Marching band students chose to make a huge commitment when they decided to sign up for band as opposed to other, less demanding electives. Most students choose to take electives that balance out their schedule, and allow them to focus on their core classes. Leesville’s band, however, dedicates multiple hours of social time outside of school to improving skills and practicing for group performances.
At Leesville, band is a year-long course, not only taking up two out of eight classes per year, but also limiting the additional elective courses that are available for students to take. Yearbook, Newspaper, Tech Crew and Pepi are only offered during 4th period, at the same time band is offered each semester.
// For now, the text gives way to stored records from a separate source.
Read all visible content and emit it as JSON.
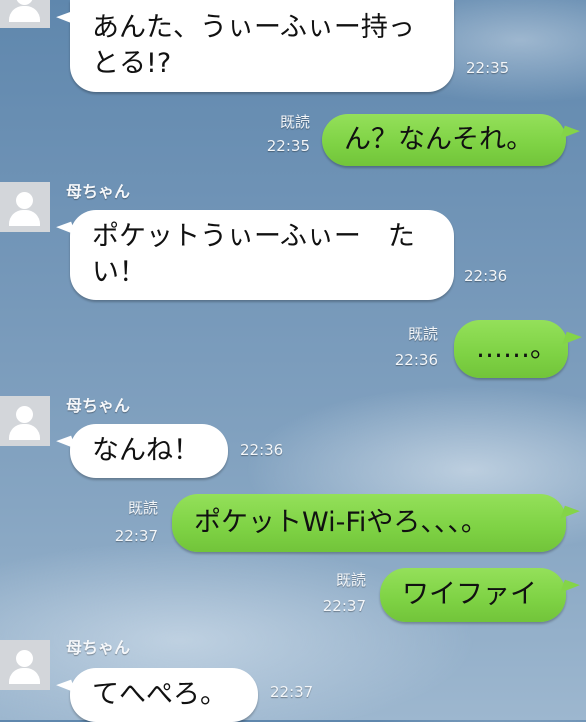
{
  "messages": [
    {
      "side": "in",
      "text_lines": [
        "あんた、うぃーふぃー持っ",
        "とる!?"
      ],
      "time": "22:35"
    },
    {
      "side": "out",
      "text": "ん？なんそれ。",
      "read": "既読",
      "time": "22:35"
    },
    {
      "side": "in",
      "sender": "母ちゃん",
      "text_lines": [
        "ポケットうぃーふぃー　た",
        "い！"
      ],
      "time": "22:36"
    },
    {
      "side": "out",
      "text": "……。",
      "read": "既読",
      "time": "22:36"
    },
    {
      "side": "in",
      "sender": "母ちゃん",
      "text": "なんね！",
      "time": "22:36"
    },
    {
      "side": "out",
      "text": "ポケットWi-Fiやろ、、、。",
      "read": "既読",
      "time": "22:37"
    },
    {
      "side": "out",
      "text": "ワイファイ",
      "read": "既読",
      "time": "22:37"
    },
    {
      "side": "in",
      "sender": "母ちゃん",
      "text": "てへぺろ。",
      "time": "22:37"
    }
  ],
  "colors": {
    "incoming_bubble": "#ffffff",
    "outgoing_bubble": "#7ed244",
    "background": "#7396b8"
  }
}
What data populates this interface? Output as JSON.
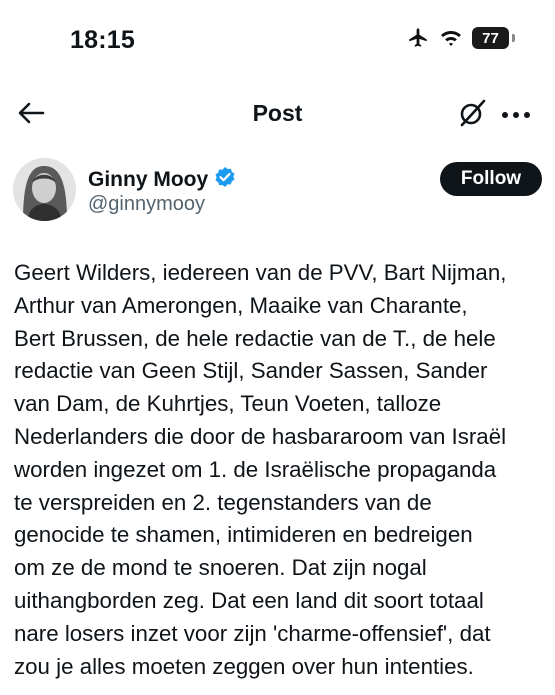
{
  "status_bar": {
    "time": "18:15",
    "battery": "77",
    "icons": [
      "airplane-icon",
      "wifi-icon",
      "battery-icon"
    ]
  },
  "nav": {
    "title": "Post",
    "icons": [
      "back-arrow-icon",
      "grok-icon",
      "more-icon"
    ]
  },
  "author": {
    "display_name": "Ginny Mooy",
    "handle": "@ginnymooy",
    "follow_label": "Follow",
    "verified_color": "#1d9bf0"
  },
  "post": {
    "lines": [
      "Geert Wilders, iedereen van de PVV, Bart Nijman,",
      "Arthur van Amerongen, Maaike van Charante,",
      "Bert Brussen, de hele redactie van de T., de hele",
      "redactie van Geen Stijl, Sander Sassen, Sander",
      "van Dam, de Kuhrtjes, Teun Voeten, talloze",
      "Nederlanders die door de hasbararoom van Israël",
      "worden ingezet om 1. de Israëlische propaganda",
      "te verspreiden en 2. tegenstanders van de",
      "genocide te shamen, intimideren en bedreigen",
      "om ze de mond te snoeren. Dat zijn nogal",
      "uithangborden zeg. Dat een land dit soort totaal",
      "nare losers inzet voor zijn 'charme-offensief', dat",
      "zou je alles moeten zeggen over hun intenties."
    ]
  }
}
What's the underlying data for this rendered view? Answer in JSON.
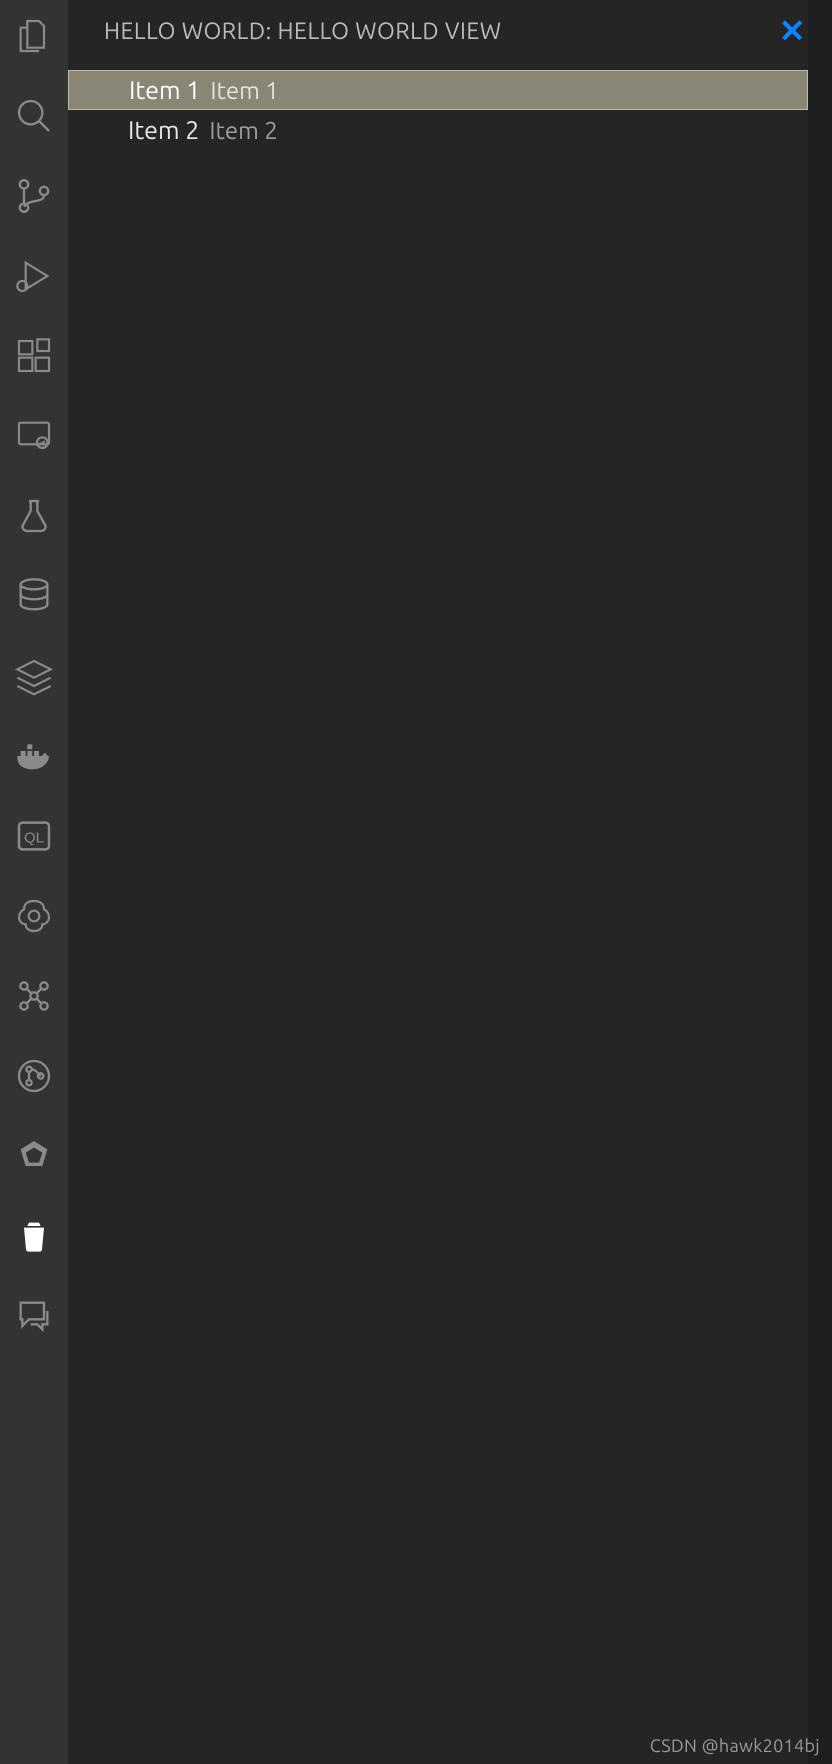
{
  "activitybar": {
    "items": [
      {
        "name": "explorer-icon"
      },
      {
        "name": "search-icon"
      },
      {
        "name": "source-control-icon"
      },
      {
        "name": "run-debug-icon"
      },
      {
        "name": "extensions-icon"
      },
      {
        "name": "remote-explorer-icon"
      },
      {
        "name": "testing-icon"
      },
      {
        "name": "database-icon"
      },
      {
        "name": "layers-icon"
      },
      {
        "name": "docker-icon"
      },
      {
        "name": "graphql-icon"
      },
      {
        "name": "openai-icon"
      },
      {
        "name": "graph-icon"
      },
      {
        "name": "git-graph-icon"
      },
      {
        "name": "polygon-icon"
      },
      {
        "name": "trash-icon"
      },
      {
        "name": "comments-icon"
      }
    ],
    "active_index": 15
  },
  "sidebar": {
    "title": "HELLO WORLD: HELLO WORLD VIEW",
    "close_glyph": "✕",
    "tree": [
      {
        "label": "Item 1",
        "description": "Item 1",
        "selected": true
      },
      {
        "label": "Item 2",
        "description": "Item 2",
        "selected": false
      }
    ]
  },
  "watermark": "CSDN @hawk2014bj",
  "colors": {
    "accent": "#0a84ff",
    "activitybar_bg": "#333333",
    "sidebar_bg": "#252526",
    "selected_row": "#8a8675"
  }
}
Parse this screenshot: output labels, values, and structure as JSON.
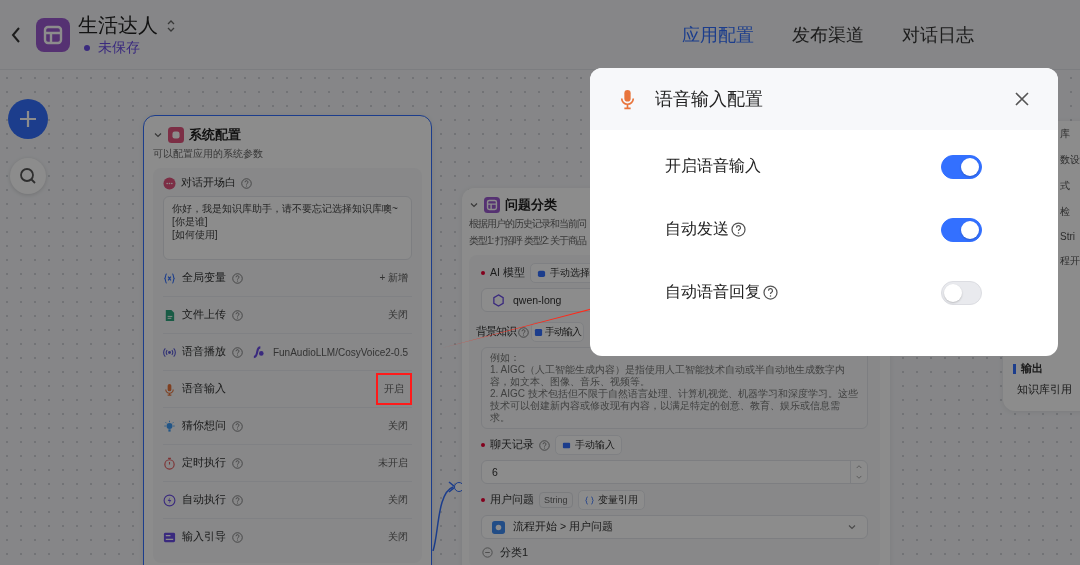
{
  "header": {
    "app_name": "生活达人",
    "status": "未保存",
    "tabs": [
      {
        "label": "应用配置",
        "selected": true
      },
      {
        "label": "发布渠道",
        "selected": false
      },
      {
        "label": "对话日志",
        "selected": false
      }
    ]
  },
  "system_node": {
    "title": "系统配置",
    "subtitle": "可以配置应用的系统参数",
    "opening": {
      "label": "对话开场白",
      "lines": [
        "你好，我是知识库助手，请不要忘记选择知识库噢~",
        "[你是谁]",
        "[如何使用]"
      ]
    },
    "rows": [
      {
        "kind": "variable",
        "label": "全局变量",
        "help": true,
        "value": "+ 新增",
        "highlighted": false
      },
      {
        "kind": "file",
        "label": "文件上传",
        "help": true,
        "value": "关闭",
        "highlighted": false
      },
      {
        "kind": "tts",
        "label": "语音播放",
        "help": true,
        "value": "FunAudioLLM/CosyVoice2-0.5",
        "highlighted": false
      },
      {
        "kind": "mic",
        "label": "语音输入",
        "help": false,
        "value": "开启",
        "highlighted": true
      },
      {
        "kind": "bulb",
        "label": "猜你想问",
        "help": true,
        "value": "关闭",
        "highlighted": false
      },
      {
        "kind": "timer",
        "label": "定时执行",
        "help": true,
        "value": "未开启",
        "highlighted": false
      },
      {
        "kind": "auto",
        "label": "自动执行",
        "help": true,
        "value": "关闭",
        "highlighted": false
      },
      {
        "kind": "guide",
        "label": "输入引导",
        "help": true,
        "value": "关闭",
        "highlighted": false
      }
    ]
  },
  "classify_node": {
    "title": "问题分类",
    "description": [
      "根据用户的历史记录和当前问",
      "类型1: 打招呼 类型2: 关于商品"
    ],
    "model": {
      "label": "AI 模型",
      "mode": "手动选择",
      "value": "qwen-long"
    },
    "background": {
      "label": "背景知识",
      "mode": "手动输入",
      "lines": [
        "例如：",
        "1. AIGC（人工智能生成内容）是指使用人工智能技术自动或半自动地生成数字内容，如文本、图像、音乐、视频等。",
        "2. AIGC 技术包括但不限于自然语言处理、计算机视觉、机器学习和深度学习。这些技术可以创建新内容或修改现有内容，以满足特定的创意、教育、娱乐或信息需求。"
      ]
    },
    "history": {
      "label": "聊天记录",
      "mode": "手动输入",
      "value": "6"
    },
    "question": {
      "label": "用户问题",
      "type": "String",
      "mode": "变量引用",
      "value": "流程开始 > 用户问题"
    },
    "class_label": "分类1"
  },
  "right_node": {
    "top_texts": [
      "库",
      "数设",
      "式",
      "检",
      "Stri",
      "程开"
    ],
    "output_label": "输出",
    "reference_label": "知识库引用"
  },
  "modal": {
    "title": "语音输入配置",
    "toggles": [
      {
        "label": "开启语音输入",
        "help": false,
        "on": true
      },
      {
        "label": "自动发送",
        "help": true,
        "on": true
      },
      {
        "label": "自动语音回复",
        "help": true,
        "on": false
      }
    ]
  }
}
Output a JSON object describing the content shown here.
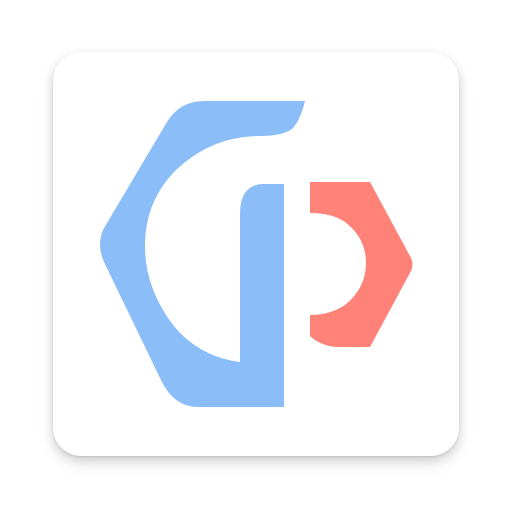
{
  "app_icon": {
    "icon_name": "app-logo-icon",
    "colors": {
      "tile_background": "#ffffff",
      "primary_blue": "#8bbdf9",
      "accent_coral": "#ff8279"
    }
  }
}
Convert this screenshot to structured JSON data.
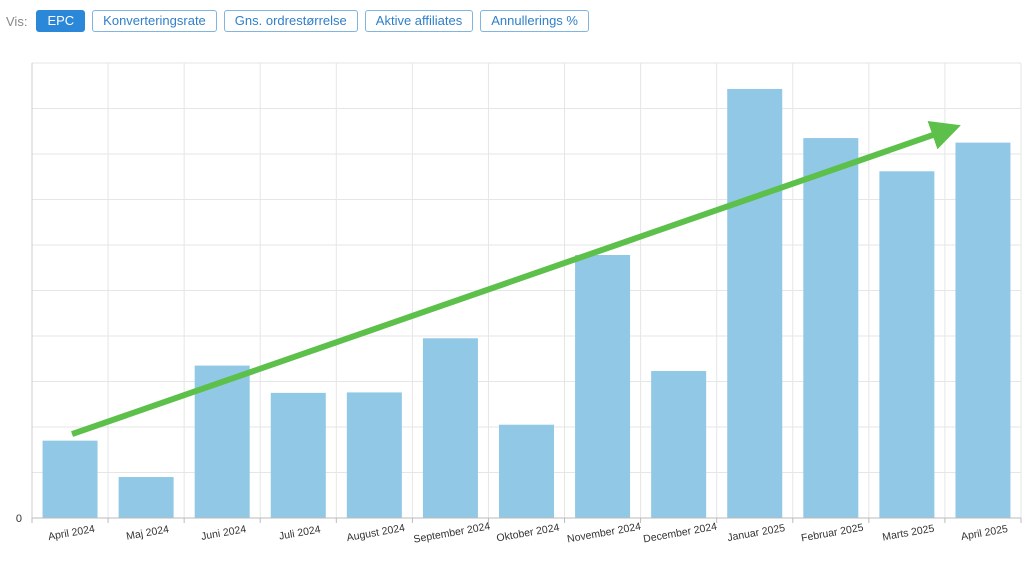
{
  "toolbar": {
    "label": "Vis:",
    "tabs": [
      {
        "label": "EPC",
        "active": true
      },
      {
        "label": "Konverteringsrate",
        "active": false
      },
      {
        "label": "Gns. ordrestørrelse",
        "active": false
      },
      {
        "label": "Aktive affiliates",
        "active": false
      },
      {
        "label": "Annullerings %",
        "active": false
      }
    ]
  },
  "chart_data": {
    "type": "bar",
    "categories": [
      "April 2024",
      "Maj 2024",
      "Juni 2024",
      "Juli 2024",
      "August 2024",
      "September 2024",
      "Oktober 2024",
      "November 2024",
      "December 2024",
      "Januar 2025",
      "Februar 2025",
      "Marts 2025",
      "April 2025"
    ],
    "values": [
      17,
      9,
      33.5,
      27.5,
      27.6,
      39.5,
      20.5,
      57.8,
      32.3,
      94.3,
      83.5,
      76.2,
      82.5
    ],
    "y_tick_labels": [
      "0"
    ],
    "ylim": [
      0,
      100
    ],
    "grid": true,
    "bar_color": "#90c8e6",
    "trend_arrow": {
      "from": {
        "category": "April 2024",
        "value": 18
      },
      "to": {
        "category": "April 2025",
        "value": 84
      },
      "color": "#5cc04a"
    }
  }
}
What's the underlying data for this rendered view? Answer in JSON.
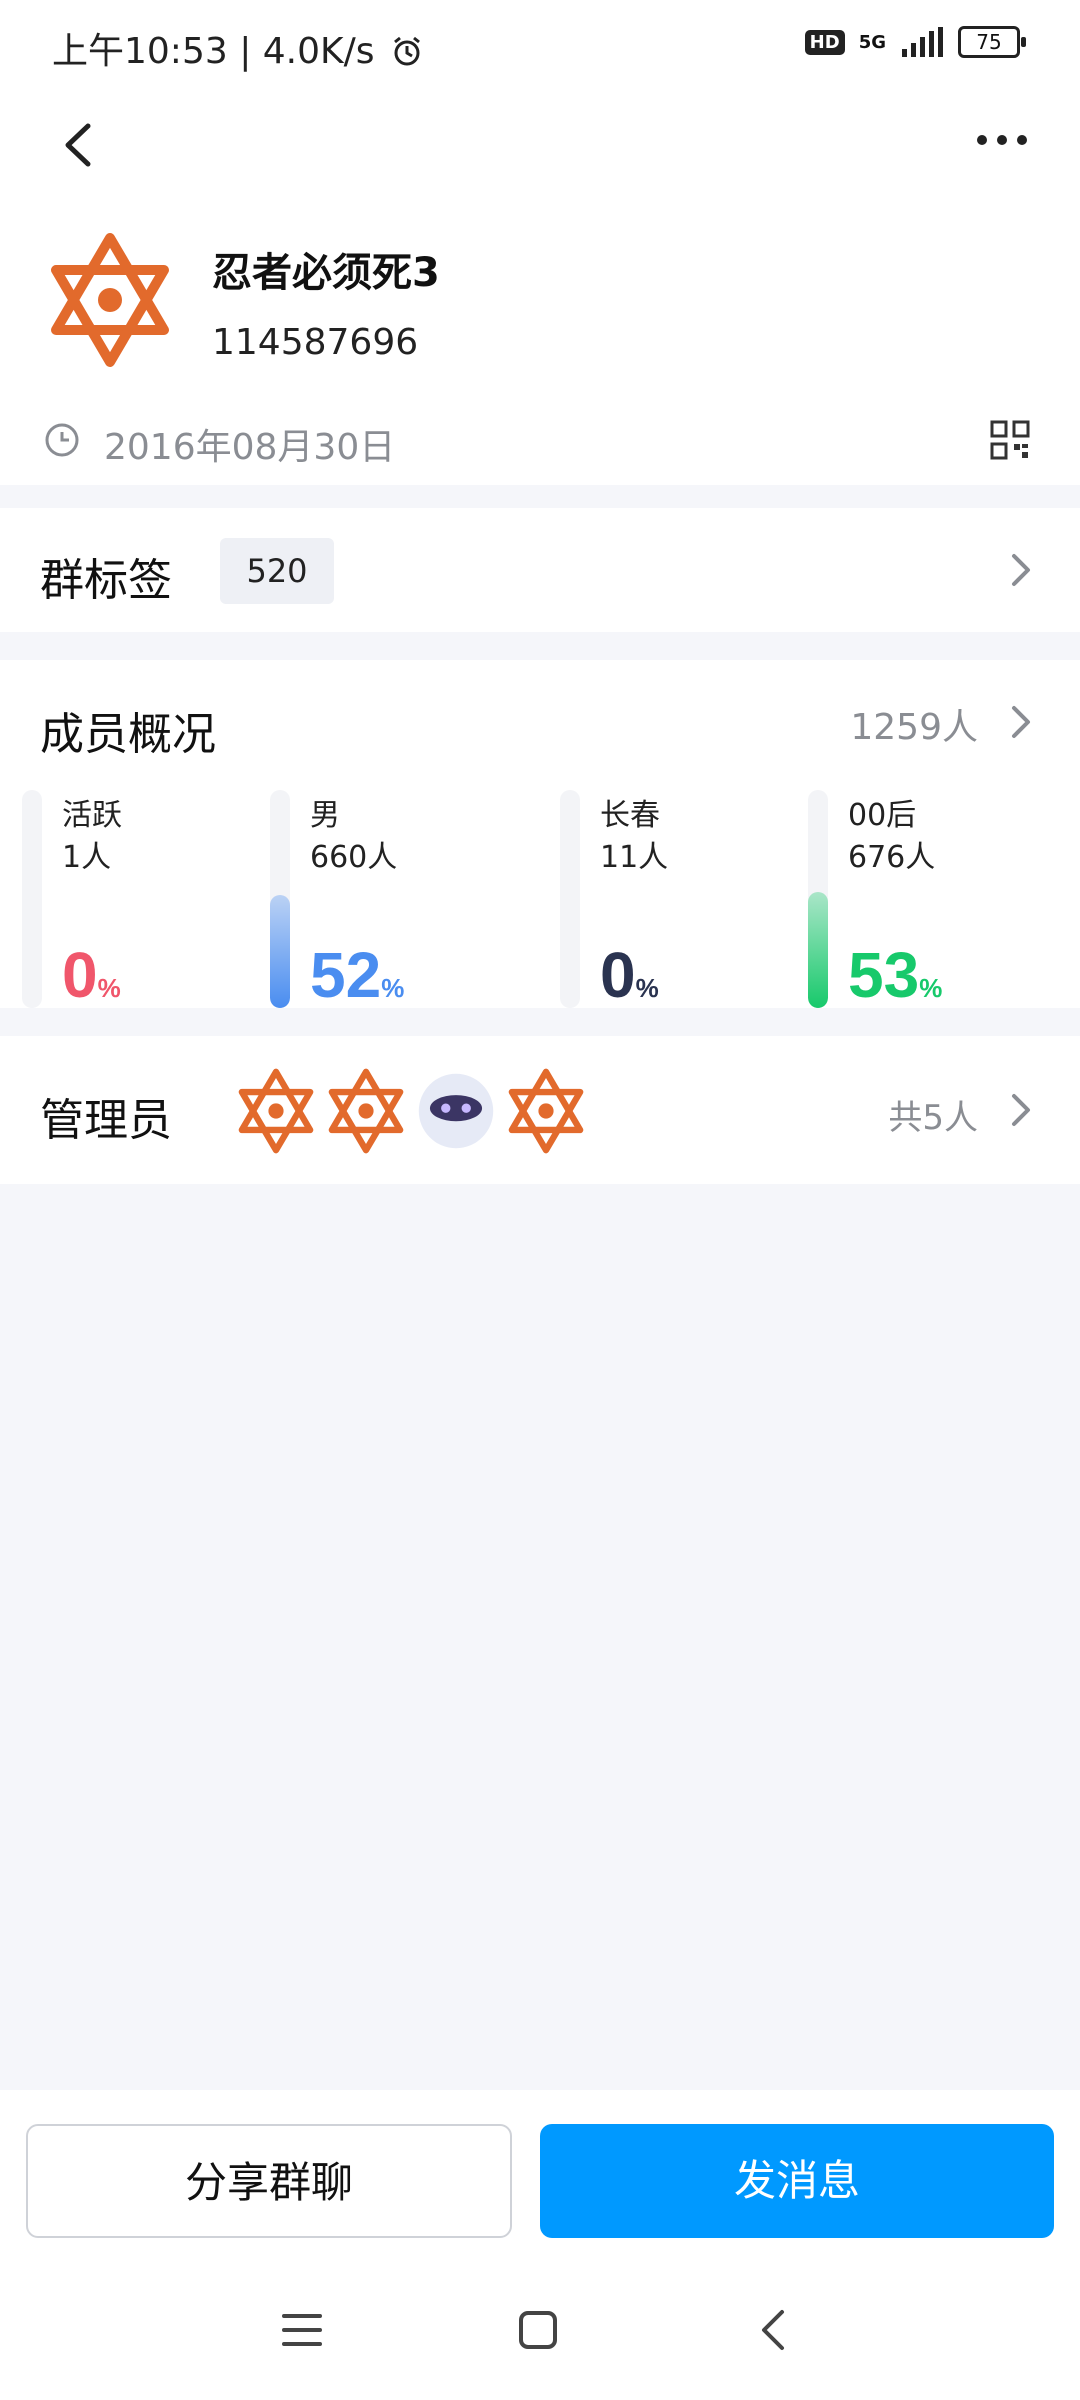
{
  "status_bar": {
    "time_speed": "上午10:53 | 4.0K/s",
    "network": "5G",
    "hd": "HD",
    "battery": "75"
  },
  "header": {
    "group_name": "忍者必须死3",
    "group_id": "114587696",
    "create_date": "2016年08月30日"
  },
  "tags": {
    "title": "群标签",
    "chip": "520"
  },
  "members": {
    "title": "成员概况",
    "total": "1259人",
    "stats": [
      {
        "label": "活跃",
        "count": "1人",
        "value": "0",
        "unit": "%",
        "fraction": 0.0,
        "color": "#f0566b"
      },
      {
        "label": "男",
        "count": "660人",
        "value": "52",
        "unit": "%",
        "fraction": 0.52,
        "color": "#4a8df0"
      },
      {
        "label": "长春",
        "count": "11人",
        "value": "0",
        "unit": "%",
        "fraction": 0.0,
        "color": "#2a3350"
      },
      {
        "label": "00后",
        "count": "676人",
        "value": "53",
        "unit": "%",
        "fraction": 0.53,
        "color": "#17c96b"
      }
    ]
  },
  "admins": {
    "title": "管理员",
    "count": "共5人",
    "avatars": [
      "star-emblem-icon",
      "star-emblem-icon",
      "robot-avatar-icon",
      "star-emblem-icon"
    ]
  },
  "actions": {
    "share": "分享群聊",
    "message": "发消息"
  }
}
Nina Thigpen, junior, said, “Band is a massive commitment. We have to be at school really early every day, and we miss out on being in the Loonies section during home football games. Competitions last all day on Saturdays, and we have band camp over the summer.”
Marching band students must arrive to school thirty minutes early each day for early morning rehearsals, and return to the band room during lunch for “remedial marching” if the teacher deems it necessary.
Before the school year even begins, the LRHS band begins practicing. In fact, summer rehearsals begin on the very first day of summer. In mid-July, the marching band begins preparation for band camp, which is usually the last week in July. After a week of band camp, summer rehearsals begin in preparation for home football game performances.
The band sits in a separate section during home football games, and then must return to the band room after games to discuss their performance. While this may not seem like a big deal to many students, dedicated Leesville Loonies feel as though they miss out on a major part of attending Leesville. Many band students attempt to make up for missing the home games by attending the away games, but most agree it is not the same.
Compared to other electives offered at Leesville, the dedication and perseverance required to be successful in band is evident. Robert Granecki, junior, said, “In band, not only do you have to work in the class, unlike a lot of other electives I’ve taken, but you have to do a lot of work outside of class. You have to be a lot more focused.”
When Kyle Gorman, sophomore, was asked to recount his experience in a less demanding elective, Computer Applications I, he agreed with Granecki regarding the effort necessary for success in a band class versus an average elective . Gorman said, “Computer Apps is a pretty easy class. I don’t do much outside of class, and we have some free time during class.”
Few students realize the effort and commitment necessary in order to be successful in a class like marching band, and even fewer consider the hours of practice required for one halftime show performance. After being asked if she realized the effort that goes into marching band, Montana Arnold, senior, said, “I had no idea how much time the band spends practicing during and outside of class. I guess I realized that learning an instrument and being good at it takes work, but performing well as a group takes even more work and coordination.”
“I’ve always tried to take the ‘easy A’ [elective] classes throughout high school, just so I could do less work and not have to spend time doing any extra work. I really look up to other kids who are passionate about something, and dedicate so much of their free time into something to benefit the school as a whole,” said Arnold.